In short, not much government at all.
Sort of a negative space.
Something more explored in art than geo-politics.
The Conservatives have their knickers in a twist — do I have that precious expression right? —because David Cameron, the genius who called the Brexit referendum, is resigning, and Boris Johnson, his rival for leadership of the Tories, is backpedalling fast as he can.
(Johnson, a classical scholar, has even been heard reciting Latin verses in reverse, and some ancient Greek, likewise.)
On the Labor side, turns out Jeremy Corbyn, the party's leader, didn't really fight to stay in the EU — too many worries about globalization innit — and is hemmed in by loud-mouthed Laborite anti-Semites who can't keep their opinions muted, in keeping with the usual conventions of English restraint.
No! Now it's all Protocols of the Elders of Zion, whot! (Is this a correct use of "whot"? Or would an all-purpose "innit" have done as well?)
It's kind of fun to see Brits being unintentionally funny. The UK is being broken back not to Little England, as C.S. Lewis might have fondly described it, or as Frodo, hero of the little people, defended it, in the LOR sagas, but to Monty Python England, Angle Terre the ridiculous, England the absurd.
"Can I to tawk to Missus Sawtre, please."
"What, won't take my cawl?

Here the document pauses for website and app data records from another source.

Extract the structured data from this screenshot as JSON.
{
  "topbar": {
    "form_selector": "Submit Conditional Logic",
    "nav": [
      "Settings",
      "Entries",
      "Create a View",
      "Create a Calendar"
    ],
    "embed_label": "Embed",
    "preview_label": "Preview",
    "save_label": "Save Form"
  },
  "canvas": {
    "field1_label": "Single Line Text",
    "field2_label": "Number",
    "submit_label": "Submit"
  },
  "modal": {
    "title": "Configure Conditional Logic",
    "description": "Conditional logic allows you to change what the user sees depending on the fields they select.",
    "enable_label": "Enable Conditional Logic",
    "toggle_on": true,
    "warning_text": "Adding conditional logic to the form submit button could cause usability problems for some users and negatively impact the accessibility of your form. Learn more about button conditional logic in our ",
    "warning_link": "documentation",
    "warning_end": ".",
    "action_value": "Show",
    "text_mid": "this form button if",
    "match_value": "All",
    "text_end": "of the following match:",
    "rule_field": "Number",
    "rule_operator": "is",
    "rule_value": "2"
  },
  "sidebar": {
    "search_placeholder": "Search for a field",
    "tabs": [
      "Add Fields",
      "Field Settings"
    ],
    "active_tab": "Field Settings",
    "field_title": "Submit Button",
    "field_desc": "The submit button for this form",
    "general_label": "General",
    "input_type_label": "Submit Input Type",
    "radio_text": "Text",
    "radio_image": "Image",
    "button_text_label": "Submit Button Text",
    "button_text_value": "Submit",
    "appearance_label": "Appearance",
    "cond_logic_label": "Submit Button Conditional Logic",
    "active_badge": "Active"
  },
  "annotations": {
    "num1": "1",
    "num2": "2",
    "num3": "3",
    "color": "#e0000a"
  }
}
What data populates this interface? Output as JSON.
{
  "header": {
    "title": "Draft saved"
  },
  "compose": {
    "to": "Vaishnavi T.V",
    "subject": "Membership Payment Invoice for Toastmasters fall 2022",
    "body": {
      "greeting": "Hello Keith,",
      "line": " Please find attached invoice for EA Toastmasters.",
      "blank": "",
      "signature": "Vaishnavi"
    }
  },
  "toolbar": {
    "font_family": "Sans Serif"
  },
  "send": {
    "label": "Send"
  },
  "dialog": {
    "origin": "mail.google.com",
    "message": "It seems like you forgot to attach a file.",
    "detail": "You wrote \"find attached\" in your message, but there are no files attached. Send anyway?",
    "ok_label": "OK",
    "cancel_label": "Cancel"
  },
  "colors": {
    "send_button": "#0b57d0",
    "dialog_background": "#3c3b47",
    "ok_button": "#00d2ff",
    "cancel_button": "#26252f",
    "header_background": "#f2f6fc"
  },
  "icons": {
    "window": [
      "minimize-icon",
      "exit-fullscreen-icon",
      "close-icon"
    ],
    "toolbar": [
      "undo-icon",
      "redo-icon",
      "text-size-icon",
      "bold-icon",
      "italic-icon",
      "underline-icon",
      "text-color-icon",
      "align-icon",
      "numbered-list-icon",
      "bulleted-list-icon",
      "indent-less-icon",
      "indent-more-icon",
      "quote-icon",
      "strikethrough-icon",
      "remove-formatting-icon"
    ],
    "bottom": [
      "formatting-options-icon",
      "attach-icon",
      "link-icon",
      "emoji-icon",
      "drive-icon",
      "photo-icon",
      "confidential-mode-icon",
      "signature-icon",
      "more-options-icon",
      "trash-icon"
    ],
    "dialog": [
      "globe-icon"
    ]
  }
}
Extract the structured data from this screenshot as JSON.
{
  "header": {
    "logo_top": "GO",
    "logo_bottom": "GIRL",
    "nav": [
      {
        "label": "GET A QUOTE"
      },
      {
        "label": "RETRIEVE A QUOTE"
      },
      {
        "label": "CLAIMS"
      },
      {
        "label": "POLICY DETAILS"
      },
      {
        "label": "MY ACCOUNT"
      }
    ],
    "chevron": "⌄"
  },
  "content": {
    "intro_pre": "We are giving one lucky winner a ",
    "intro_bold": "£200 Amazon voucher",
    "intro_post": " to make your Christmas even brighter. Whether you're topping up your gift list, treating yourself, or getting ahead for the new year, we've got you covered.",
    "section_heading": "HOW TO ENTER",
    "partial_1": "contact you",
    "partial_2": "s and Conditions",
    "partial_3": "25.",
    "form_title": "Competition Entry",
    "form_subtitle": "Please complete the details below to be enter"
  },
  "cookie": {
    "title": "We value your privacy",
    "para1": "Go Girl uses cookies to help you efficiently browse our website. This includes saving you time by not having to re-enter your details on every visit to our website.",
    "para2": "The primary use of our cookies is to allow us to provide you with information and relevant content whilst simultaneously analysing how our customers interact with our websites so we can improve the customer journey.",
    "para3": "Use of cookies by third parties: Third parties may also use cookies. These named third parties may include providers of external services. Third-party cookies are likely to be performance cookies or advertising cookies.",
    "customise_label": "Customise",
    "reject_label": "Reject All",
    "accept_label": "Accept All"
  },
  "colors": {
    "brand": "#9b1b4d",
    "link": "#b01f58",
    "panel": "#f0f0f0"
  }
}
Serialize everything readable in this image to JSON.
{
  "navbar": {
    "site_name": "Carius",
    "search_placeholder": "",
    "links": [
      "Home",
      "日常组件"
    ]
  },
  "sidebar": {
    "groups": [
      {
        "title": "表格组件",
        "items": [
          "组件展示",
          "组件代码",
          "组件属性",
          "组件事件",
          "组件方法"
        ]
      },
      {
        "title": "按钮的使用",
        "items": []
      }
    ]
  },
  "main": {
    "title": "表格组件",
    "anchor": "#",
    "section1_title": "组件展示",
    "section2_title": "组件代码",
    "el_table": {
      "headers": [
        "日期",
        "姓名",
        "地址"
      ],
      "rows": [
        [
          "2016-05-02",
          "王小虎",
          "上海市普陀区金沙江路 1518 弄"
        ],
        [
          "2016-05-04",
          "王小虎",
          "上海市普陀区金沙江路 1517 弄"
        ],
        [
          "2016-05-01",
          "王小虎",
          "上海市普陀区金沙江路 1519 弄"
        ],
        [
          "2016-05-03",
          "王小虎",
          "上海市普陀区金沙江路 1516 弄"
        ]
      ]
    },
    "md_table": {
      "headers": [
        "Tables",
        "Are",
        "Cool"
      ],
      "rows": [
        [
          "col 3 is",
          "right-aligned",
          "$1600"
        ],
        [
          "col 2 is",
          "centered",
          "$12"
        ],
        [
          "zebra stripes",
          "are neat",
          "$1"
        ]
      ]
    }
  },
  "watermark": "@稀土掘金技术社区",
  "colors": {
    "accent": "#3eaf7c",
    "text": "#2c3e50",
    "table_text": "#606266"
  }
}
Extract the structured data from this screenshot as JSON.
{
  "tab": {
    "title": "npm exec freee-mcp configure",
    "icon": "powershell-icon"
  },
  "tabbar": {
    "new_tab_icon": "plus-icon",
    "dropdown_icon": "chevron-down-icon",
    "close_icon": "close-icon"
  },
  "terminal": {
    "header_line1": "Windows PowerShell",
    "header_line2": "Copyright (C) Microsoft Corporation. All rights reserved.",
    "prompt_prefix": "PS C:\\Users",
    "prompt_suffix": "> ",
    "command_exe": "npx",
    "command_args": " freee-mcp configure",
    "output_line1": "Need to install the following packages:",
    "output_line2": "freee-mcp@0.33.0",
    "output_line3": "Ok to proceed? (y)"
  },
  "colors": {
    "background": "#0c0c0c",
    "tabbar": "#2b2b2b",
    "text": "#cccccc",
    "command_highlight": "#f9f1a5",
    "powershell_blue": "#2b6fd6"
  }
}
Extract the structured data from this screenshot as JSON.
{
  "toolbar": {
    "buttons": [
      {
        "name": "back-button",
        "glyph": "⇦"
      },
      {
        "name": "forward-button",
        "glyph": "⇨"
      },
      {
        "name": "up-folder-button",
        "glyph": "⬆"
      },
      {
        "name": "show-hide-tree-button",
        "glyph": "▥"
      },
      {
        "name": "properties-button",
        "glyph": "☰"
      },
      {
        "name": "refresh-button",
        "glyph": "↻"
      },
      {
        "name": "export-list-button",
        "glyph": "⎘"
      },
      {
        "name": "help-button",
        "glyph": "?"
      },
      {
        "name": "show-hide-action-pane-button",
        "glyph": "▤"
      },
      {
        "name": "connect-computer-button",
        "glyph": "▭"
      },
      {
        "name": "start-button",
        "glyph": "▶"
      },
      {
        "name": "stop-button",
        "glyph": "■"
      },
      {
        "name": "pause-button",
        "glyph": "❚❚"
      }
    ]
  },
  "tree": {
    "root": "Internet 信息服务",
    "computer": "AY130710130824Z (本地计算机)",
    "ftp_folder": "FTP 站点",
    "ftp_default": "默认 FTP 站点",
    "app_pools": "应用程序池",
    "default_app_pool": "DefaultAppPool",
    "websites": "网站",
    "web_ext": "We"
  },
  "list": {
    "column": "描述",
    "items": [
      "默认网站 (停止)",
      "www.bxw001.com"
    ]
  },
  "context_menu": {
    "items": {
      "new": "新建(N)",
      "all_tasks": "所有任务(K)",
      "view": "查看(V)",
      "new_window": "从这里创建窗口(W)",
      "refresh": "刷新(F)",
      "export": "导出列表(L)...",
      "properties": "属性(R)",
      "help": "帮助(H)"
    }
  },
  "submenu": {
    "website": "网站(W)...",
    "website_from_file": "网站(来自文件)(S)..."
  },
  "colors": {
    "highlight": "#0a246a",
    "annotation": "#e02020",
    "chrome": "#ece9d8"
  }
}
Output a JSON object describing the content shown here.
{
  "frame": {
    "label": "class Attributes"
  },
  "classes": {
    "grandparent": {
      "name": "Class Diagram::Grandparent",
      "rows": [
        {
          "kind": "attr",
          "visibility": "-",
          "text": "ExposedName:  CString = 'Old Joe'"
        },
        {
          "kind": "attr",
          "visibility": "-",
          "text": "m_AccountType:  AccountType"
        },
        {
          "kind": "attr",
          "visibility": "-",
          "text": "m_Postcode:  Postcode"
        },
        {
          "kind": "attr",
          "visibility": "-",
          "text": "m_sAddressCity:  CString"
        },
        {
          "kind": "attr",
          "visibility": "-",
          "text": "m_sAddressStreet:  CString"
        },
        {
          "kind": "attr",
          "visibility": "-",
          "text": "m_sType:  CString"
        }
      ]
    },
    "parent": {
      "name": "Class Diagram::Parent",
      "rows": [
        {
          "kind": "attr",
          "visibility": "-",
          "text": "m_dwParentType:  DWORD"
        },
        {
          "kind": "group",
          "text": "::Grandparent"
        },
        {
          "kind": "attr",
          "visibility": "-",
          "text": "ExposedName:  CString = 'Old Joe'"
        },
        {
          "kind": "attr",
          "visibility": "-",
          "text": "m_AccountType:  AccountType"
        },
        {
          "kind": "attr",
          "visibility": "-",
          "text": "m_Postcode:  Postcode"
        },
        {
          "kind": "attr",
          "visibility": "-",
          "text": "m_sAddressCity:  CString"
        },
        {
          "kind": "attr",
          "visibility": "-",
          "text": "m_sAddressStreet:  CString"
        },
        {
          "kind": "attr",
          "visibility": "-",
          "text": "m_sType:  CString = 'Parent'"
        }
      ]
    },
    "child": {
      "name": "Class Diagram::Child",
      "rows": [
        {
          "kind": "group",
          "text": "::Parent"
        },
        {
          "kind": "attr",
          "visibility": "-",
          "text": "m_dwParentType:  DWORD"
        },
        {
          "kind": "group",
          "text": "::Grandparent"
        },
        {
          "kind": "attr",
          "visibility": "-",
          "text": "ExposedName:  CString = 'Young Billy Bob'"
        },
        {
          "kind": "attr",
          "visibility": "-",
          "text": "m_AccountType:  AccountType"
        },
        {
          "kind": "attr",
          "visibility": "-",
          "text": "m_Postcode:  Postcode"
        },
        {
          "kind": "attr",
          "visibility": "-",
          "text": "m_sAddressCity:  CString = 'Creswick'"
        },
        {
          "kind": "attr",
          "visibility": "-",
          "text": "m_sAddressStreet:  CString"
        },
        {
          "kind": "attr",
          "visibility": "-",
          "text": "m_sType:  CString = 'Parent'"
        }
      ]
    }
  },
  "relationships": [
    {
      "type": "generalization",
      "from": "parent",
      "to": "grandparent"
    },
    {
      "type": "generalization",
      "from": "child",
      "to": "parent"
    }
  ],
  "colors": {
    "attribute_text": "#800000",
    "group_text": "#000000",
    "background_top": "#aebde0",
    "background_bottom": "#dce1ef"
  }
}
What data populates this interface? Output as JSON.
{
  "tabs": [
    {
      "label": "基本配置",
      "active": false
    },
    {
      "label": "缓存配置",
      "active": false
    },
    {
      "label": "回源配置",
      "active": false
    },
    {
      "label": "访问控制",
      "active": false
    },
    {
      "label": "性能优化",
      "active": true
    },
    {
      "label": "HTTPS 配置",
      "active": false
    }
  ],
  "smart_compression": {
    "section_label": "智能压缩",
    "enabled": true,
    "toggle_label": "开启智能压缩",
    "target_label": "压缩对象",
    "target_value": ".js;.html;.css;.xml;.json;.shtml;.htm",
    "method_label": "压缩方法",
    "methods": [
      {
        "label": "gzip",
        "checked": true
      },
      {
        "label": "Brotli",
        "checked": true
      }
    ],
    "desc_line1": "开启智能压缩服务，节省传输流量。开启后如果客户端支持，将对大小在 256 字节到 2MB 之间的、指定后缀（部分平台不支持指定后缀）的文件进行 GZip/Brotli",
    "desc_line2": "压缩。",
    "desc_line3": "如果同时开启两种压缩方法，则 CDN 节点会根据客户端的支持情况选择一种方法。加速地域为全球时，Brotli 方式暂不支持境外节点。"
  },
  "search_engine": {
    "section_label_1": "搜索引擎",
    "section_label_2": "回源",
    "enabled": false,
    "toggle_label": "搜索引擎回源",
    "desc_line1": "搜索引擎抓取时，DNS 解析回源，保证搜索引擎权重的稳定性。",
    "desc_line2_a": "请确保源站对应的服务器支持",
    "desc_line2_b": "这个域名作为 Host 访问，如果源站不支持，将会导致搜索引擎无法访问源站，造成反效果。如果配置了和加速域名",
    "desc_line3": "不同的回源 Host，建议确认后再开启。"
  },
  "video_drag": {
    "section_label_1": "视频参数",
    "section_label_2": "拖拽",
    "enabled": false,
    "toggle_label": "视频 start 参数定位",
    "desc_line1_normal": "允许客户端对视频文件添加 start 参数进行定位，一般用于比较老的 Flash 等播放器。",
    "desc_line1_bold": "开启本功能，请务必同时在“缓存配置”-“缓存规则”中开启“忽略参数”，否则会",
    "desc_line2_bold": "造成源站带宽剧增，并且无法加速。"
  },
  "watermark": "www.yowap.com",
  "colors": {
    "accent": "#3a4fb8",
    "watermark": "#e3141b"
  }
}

Well bugger the French."
Not to mention the Germans, Poles, Italians, Belgians, and whomever didn't grow up speaking the King's.
There are some who think the Jabberwocky —not the Jabberwocky personally given his termination suffered at the hand of the fiendish beamish boy — should rise up and claim their proper place in a dissolving Angleterre.
That vorpal sword branished by beamish boy? One idea is it goes to Brussels.